▸ Your goal: From the records below, count the lines holding the string "Grand". Only the number is wanted.

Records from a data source
+ + + + +
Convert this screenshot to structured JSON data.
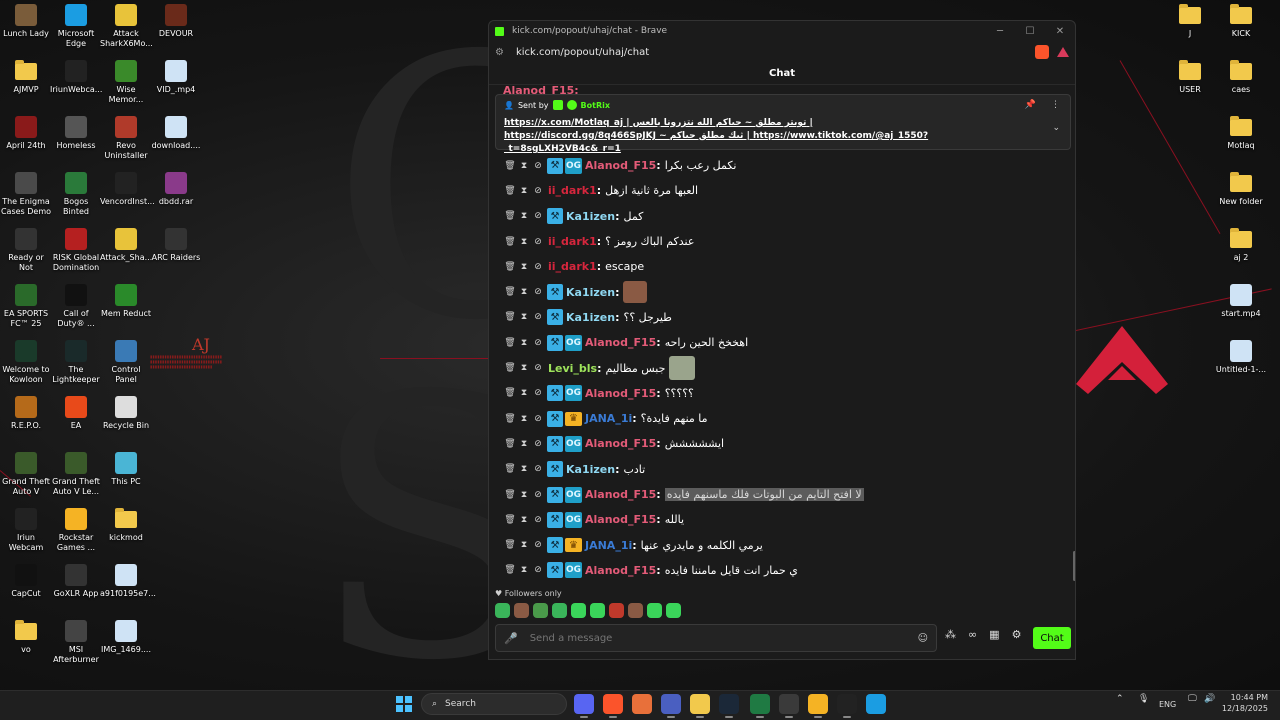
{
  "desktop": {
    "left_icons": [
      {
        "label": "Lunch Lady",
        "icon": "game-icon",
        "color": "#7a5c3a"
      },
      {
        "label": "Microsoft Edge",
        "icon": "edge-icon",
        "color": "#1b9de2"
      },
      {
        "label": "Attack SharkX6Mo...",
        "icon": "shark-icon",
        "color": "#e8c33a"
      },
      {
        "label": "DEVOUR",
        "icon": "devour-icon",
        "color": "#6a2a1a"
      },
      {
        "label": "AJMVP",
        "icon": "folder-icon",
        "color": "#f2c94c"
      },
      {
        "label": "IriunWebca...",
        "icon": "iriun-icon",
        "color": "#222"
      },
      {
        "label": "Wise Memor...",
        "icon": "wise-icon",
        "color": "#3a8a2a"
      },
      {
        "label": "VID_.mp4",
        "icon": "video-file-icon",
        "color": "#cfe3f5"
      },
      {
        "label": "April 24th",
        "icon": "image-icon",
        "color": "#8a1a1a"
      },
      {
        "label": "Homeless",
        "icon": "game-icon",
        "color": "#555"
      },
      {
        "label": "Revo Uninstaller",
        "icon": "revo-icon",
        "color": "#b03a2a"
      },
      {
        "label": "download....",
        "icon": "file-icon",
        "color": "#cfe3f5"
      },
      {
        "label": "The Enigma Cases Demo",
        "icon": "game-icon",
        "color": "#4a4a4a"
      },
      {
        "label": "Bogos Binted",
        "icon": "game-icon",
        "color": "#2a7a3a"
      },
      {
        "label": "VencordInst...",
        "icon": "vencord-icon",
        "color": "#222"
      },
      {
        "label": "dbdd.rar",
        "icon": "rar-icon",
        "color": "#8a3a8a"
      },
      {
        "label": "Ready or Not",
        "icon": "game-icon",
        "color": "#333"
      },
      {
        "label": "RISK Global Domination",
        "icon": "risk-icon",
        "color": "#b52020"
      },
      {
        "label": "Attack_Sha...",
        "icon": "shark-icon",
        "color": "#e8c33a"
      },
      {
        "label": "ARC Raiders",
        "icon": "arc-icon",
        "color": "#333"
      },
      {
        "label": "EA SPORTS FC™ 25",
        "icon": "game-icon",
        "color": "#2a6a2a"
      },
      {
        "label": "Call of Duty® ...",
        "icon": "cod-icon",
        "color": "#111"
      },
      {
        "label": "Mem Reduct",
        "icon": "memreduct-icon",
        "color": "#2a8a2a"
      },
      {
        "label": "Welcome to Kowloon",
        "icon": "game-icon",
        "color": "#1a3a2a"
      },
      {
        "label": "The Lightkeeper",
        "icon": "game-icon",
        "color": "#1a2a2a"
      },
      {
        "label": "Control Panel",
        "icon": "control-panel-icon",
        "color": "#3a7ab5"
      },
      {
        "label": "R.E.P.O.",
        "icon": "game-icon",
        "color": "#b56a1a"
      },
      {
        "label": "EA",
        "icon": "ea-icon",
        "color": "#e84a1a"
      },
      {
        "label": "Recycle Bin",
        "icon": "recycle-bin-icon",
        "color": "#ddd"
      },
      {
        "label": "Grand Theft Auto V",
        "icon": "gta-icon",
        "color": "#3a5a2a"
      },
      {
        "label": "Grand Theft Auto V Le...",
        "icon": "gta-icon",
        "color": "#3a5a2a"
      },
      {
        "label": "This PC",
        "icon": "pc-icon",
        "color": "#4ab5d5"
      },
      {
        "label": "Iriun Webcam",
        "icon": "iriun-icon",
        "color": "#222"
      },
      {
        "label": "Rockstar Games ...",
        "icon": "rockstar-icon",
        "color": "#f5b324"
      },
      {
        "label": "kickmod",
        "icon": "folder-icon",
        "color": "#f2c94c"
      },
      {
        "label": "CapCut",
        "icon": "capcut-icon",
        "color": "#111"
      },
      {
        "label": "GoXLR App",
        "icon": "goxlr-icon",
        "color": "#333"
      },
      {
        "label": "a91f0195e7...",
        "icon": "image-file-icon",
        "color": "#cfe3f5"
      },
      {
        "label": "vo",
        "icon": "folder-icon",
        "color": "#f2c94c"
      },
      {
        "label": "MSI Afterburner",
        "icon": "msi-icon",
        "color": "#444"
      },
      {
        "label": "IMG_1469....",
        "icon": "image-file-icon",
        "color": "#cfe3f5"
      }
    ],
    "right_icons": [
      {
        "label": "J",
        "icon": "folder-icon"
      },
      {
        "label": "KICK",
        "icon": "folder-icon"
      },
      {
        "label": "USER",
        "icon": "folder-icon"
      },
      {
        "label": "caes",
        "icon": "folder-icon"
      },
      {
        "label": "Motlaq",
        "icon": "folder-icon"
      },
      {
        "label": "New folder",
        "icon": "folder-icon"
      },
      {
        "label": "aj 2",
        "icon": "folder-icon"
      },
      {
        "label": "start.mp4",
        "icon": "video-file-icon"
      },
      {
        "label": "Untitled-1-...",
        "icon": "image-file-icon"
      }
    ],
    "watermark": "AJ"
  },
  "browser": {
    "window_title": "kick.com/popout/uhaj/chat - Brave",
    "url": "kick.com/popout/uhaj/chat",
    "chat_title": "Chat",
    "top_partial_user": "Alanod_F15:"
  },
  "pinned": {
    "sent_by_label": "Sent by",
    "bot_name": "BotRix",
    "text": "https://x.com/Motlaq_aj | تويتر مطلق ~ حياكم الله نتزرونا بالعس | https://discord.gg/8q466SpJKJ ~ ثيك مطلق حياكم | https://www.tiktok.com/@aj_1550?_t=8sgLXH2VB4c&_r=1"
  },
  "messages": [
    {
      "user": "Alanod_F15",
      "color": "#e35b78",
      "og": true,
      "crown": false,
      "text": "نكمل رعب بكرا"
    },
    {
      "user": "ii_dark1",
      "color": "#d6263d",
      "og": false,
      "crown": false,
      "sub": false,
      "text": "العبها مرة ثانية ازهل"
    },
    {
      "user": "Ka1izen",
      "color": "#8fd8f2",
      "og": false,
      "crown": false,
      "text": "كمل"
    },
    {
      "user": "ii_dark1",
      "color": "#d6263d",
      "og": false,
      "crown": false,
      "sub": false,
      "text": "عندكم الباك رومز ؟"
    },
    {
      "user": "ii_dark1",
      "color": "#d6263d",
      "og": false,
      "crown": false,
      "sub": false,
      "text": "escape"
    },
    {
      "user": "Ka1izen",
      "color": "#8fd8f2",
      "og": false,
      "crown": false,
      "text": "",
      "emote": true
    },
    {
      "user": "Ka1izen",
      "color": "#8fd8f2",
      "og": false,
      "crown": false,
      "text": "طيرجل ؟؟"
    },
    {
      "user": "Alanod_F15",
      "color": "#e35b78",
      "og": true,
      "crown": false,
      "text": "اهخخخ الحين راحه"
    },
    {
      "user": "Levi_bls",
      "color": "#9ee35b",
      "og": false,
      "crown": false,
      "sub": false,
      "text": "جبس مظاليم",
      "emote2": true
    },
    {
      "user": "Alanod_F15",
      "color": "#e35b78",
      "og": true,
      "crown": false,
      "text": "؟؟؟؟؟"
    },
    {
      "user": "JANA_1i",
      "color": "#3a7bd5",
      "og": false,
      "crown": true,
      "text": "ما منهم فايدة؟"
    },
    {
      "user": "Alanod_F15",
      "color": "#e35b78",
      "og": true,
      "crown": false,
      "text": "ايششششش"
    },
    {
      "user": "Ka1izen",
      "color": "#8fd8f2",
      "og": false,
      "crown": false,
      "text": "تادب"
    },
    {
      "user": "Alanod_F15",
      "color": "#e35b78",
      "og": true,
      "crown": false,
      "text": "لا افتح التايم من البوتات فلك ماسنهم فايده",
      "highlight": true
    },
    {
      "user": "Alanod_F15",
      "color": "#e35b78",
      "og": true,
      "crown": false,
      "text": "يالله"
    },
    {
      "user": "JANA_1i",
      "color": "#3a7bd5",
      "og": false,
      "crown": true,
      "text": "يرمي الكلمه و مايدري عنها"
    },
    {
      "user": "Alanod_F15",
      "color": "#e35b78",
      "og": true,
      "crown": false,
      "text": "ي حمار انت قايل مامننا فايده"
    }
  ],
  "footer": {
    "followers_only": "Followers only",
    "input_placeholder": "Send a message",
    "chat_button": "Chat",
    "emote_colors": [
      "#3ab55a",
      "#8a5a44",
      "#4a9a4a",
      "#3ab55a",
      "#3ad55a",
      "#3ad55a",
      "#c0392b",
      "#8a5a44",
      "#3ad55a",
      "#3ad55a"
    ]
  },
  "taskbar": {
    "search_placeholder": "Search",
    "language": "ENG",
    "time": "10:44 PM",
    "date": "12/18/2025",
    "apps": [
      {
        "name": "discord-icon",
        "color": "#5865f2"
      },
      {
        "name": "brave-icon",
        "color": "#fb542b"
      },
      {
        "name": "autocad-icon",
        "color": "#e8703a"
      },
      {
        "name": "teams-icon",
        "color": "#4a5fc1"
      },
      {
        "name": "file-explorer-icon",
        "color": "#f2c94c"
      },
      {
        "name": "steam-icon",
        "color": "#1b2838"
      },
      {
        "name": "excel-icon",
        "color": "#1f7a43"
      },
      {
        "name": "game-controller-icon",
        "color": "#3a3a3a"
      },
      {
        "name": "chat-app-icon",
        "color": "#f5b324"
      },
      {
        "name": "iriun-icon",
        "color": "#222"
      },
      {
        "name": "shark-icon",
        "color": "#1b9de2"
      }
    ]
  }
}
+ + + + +
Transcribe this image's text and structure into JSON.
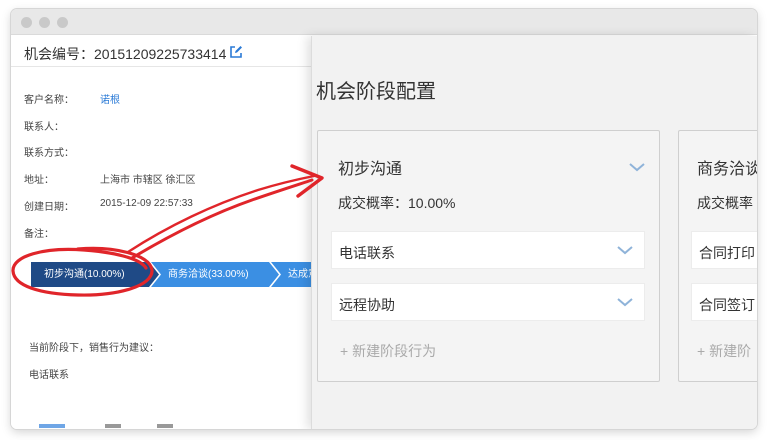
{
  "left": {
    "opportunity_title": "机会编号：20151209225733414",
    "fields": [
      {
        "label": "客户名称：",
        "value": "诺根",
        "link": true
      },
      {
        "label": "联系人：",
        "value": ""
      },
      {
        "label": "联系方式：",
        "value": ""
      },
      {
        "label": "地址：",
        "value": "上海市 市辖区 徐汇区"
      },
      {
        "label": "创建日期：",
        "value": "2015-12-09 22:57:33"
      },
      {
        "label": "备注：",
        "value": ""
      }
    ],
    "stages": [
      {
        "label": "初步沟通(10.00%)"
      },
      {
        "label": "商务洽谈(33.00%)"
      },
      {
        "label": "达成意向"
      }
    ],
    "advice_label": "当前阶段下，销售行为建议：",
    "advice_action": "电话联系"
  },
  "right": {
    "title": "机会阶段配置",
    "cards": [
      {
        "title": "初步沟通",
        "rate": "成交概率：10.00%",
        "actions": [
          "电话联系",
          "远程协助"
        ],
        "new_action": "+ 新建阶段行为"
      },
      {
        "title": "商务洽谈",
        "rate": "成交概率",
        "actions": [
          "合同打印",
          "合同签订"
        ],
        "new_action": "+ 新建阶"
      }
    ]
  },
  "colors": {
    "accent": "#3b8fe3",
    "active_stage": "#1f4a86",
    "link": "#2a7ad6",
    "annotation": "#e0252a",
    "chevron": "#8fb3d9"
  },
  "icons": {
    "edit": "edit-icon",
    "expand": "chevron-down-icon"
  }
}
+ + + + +
▸ Written answer: 2